[Opening MATERIAL PROVIDED section]

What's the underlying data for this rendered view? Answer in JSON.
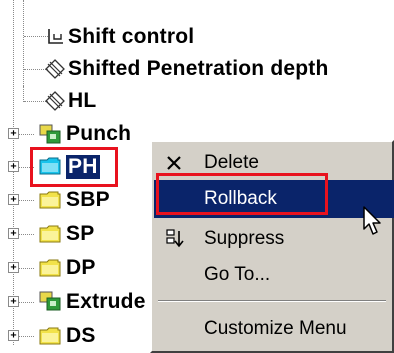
{
  "tree": {
    "items": [
      {
        "label": "Shift control",
        "icon": "shift-control-icon"
      },
      {
        "label": "Shifted Penetration depth",
        "icon": "penetration-depth-icon"
      },
      {
        "label": "HL",
        "icon": "penetration-depth-icon"
      },
      {
        "label": "Punch",
        "icon": "feature-icon"
      },
      {
        "label": "PH",
        "icon": "folder-icon"
      },
      {
        "label": "SBP",
        "icon": "folder-icon"
      },
      {
        "label": "SP",
        "icon": "folder-icon"
      },
      {
        "label": "DP",
        "icon": "folder-icon"
      },
      {
        "label": "Extrude",
        "icon": "feature-icon"
      },
      {
        "label": "DS",
        "icon": "folder-icon"
      }
    ],
    "expander_symbol": "+"
  },
  "context_menu": {
    "items": [
      {
        "label": "Delete",
        "icon": "delete-x-icon"
      },
      {
        "label": "Rollback",
        "highlighted": true
      },
      {
        "label": "Suppress",
        "icon": "suppress-icon"
      },
      {
        "label": "Go To..."
      },
      {
        "label": "Customize Menu"
      }
    ]
  },
  "colors": {
    "selection": "#0a246a",
    "menu_background": "#d4d0c8",
    "annotation_box": "#e8121e",
    "folder_yellow": "#f2e24a",
    "folder_cyan": "#19c4ec",
    "feature_green": "#2e9a3a"
  }
}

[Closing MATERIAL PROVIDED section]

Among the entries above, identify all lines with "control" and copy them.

RESULT FOR THIS TASK:
        "label": "Shift control",
        "icon": "shift-control-icon"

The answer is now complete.